TASK GOAL = Where an entry holds an image, leave the image out; otherwise reproduce the entry exactly.

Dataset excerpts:
________________

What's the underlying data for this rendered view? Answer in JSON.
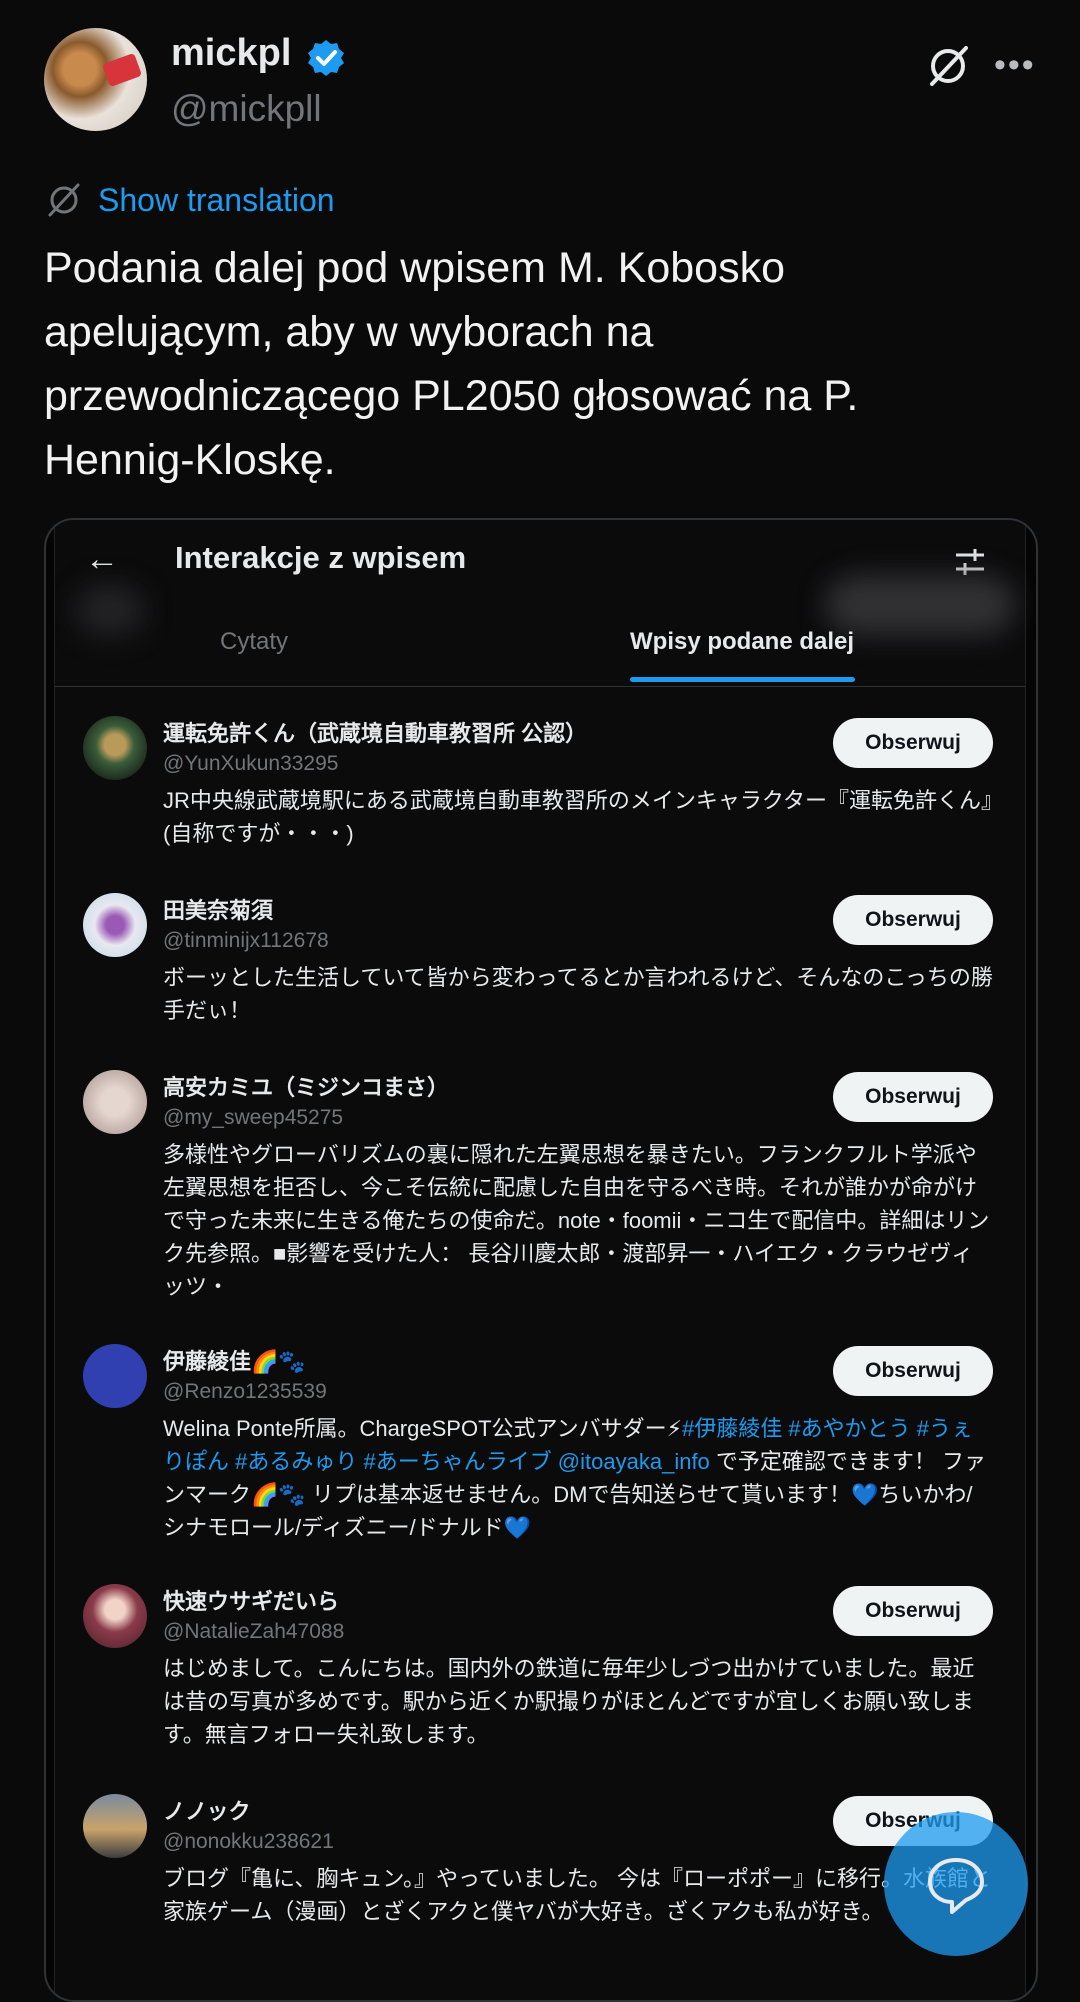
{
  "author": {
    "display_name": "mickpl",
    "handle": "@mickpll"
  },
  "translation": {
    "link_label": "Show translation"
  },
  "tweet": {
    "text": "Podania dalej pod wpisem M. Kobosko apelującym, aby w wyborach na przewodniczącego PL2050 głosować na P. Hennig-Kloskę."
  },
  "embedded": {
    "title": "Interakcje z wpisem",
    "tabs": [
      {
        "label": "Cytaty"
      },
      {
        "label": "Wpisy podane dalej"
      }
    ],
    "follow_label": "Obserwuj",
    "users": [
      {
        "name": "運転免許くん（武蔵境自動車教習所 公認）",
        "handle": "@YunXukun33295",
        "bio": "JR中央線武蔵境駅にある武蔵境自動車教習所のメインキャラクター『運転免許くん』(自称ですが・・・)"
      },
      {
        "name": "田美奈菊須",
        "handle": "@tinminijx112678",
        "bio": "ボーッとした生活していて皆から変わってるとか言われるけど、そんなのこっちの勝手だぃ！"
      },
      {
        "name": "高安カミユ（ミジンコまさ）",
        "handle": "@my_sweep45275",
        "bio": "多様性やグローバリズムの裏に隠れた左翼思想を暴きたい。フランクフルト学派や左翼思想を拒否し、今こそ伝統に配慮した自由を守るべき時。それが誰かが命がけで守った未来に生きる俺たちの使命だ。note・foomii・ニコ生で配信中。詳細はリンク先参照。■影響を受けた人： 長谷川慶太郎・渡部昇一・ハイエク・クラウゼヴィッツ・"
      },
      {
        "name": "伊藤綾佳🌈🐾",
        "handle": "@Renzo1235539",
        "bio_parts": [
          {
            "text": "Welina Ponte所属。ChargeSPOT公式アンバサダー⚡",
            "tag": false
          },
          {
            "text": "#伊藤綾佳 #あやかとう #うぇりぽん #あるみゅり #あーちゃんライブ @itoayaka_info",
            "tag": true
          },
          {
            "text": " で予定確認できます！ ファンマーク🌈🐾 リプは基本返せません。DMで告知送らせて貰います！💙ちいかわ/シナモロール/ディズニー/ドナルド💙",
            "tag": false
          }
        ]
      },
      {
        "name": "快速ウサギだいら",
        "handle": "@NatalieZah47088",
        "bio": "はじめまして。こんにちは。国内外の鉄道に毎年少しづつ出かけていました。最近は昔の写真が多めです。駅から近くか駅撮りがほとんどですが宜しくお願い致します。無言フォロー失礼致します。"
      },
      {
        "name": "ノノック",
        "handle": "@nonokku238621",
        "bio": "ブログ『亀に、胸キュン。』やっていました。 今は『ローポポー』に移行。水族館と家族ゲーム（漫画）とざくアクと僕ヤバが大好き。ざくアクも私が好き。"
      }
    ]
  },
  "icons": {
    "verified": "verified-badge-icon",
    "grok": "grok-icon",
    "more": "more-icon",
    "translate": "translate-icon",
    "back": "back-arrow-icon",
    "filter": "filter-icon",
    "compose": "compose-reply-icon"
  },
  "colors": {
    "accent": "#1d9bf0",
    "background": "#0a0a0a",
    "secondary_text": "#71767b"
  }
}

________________

RESPONSE TO THIS EXERCISE =
What's the underlying data for this rendered view? Answer in JSON.
{
  "author": {
    "display_name": "mickpl",
    "handle": "@mickpll"
  },
  "translation": {
    "link_label": "Show translation"
  },
  "tweet": {
    "text": "Podania dalej pod wpisem M. Kobosko apelującym, aby w wyborach na przewodniczącego PL2050 głosować na P. Hennig-Kloskę."
  },
  "embedded": {
    "title": "Interakcje z wpisem",
    "tabs": [
      {
        "label": "Cytaty"
      },
      {
        "label": "Wpisy podane dalej"
      }
    ],
    "follow_label": "Obserwuj",
    "users": [
      {
        "name": "運転免許くん（武蔵境自動車教習所 公認）",
        "handle": "@YunXukun33295",
        "bio": "JR中央線武蔵境駅にある武蔵境自動車教習所のメインキャラクター『運転免許くん』(自称ですが・・・)"
      },
      {
        "name": "田美奈菊須",
        "handle": "@tinminijx112678",
        "bio": "ボーッとした生活していて皆から変わってるとか言われるけど、そんなのこっちの勝手だぃ！"
      },
      {
        "name": "高安カミユ（ミジンコまさ）",
        "handle": "@my_sweep45275",
        "bio": "多様性やグローバリズムの裏に隠れた左翼思想を暴きたい。フランクフルト学派や左翼思想を拒否し、今こそ伝統に配慮した自由を守るべき時。それが誰かが命がけで守った未来に生きる俺たちの使命だ。note・foomii・ニコ生で配信中。詳細はリンク先参照。■影響を受けた人： 長谷川慶太郎・渡部昇一・ハイエク・クラウゼヴィッツ・"
      },
      {
        "name": "伊藤綾佳🌈🐾",
        "handle": "@Renzo1235539",
        "bio_parts": [
          {
            "text": "Welina Ponte所属。ChargeSPOT公式アンバサダー⚡",
            "tag": false
          },
          {
            "text": "#伊藤綾佳 #あやかとう #うぇりぽん #あるみゅり #あーちゃんライブ @itoayaka_info",
            "tag": true
          },
          {
            "text": " で予定確認できます！ ファンマーク🌈🐾 リプは基本返せません。DMで告知送らせて貰います！💙ちいかわ/シナモロール/ディズニー/ドナルド💙",
            "tag": false
          }
        ]
      },
      {
        "name": "快速ウサギだいら",
        "handle": "@NatalieZah47088",
        "bio": "はじめまして。こんにちは。国内外の鉄道に毎年少しづつ出かけていました。最近は昔の写真が多めです。駅から近くか駅撮りがほとんどですが宜しくお願い致します。無言フォロー失礼致します。"
      },
      {
        "name": "ノノック",
        "handle": "@nonokku238621",
        "bio": "ブログ『亀に、胸キュン。』やっていました。 今は『ローポポー』に移行。水族館と家族ゲーム（漫画）とざくアクと僕ヤバが大好き。ざくアクも私が好き。"
      }
    ]
  },
  "icons": {
    "verified": "verified-badge-icon",
    "grok": "grok-icon",
    "more": "more-icon",
    "translate": "translate-icon",
    "back": "back-arrow-icon",
    "filter": "filter-icon",
    "compose": "compose-reply-icon"
  },
  "colors": {
    "accent": "#1d9bf0",
    "background": "#0a0a0a",
    "secondary_text": "#71767b"
  }
}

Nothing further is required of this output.